Anonymous said...

I will serenade you on the 26th. I'm going to sing 4'33. You'll love it.

Kristina said...

I'd buy that tee-shirt. Ladies size medium please.

Pinafores & Pinwheels said...

What a sad and wretched life she must lead! I feel bad for her poor kids!

Rachel said...

My daughters name is Harper. Not terribly long - and if you MUST shorten it "Harp" works fine. And yet, her grandma can't seem to get past calling her "Harpy" even though we have reminded her what it means several times. Groan....

Julie said...

My husband wanted 3 sons for this reason, the ability to have his barbershop quartet. Honestly though I don't know what his plan was exactly as all my boys will be tenors =)

As the wife of a man who breaks out into song and sometimes dance on whims in public I too find it beautiful EVERY time.

Virginia Valerie said...

A)I like your new banner! Also, welcome back to cake. We missed you here in cake land.

B)That is very sweet that those guys sang in public to her. Magical! :-)

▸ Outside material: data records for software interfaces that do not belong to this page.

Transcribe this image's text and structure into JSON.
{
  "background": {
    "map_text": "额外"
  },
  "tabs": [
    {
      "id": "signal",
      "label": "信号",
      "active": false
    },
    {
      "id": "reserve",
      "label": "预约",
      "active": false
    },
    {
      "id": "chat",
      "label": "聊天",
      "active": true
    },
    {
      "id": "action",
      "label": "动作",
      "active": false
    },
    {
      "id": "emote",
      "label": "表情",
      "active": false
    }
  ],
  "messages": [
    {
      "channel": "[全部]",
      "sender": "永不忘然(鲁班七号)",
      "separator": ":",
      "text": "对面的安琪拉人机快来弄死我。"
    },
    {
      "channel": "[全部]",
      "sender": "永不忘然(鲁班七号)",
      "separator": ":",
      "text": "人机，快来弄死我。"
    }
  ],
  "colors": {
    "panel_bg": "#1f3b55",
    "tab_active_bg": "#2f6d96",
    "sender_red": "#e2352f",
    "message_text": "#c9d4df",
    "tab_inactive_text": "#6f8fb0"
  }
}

C)I think you handled the situation well. I often don't know what to do when confronted with such a diverging opinion like that. Then I think about it forever and never resolve it. But I doubt anything you could have said (even though you were FABULOUSLY DRESSED, no doubt) would have made a difference.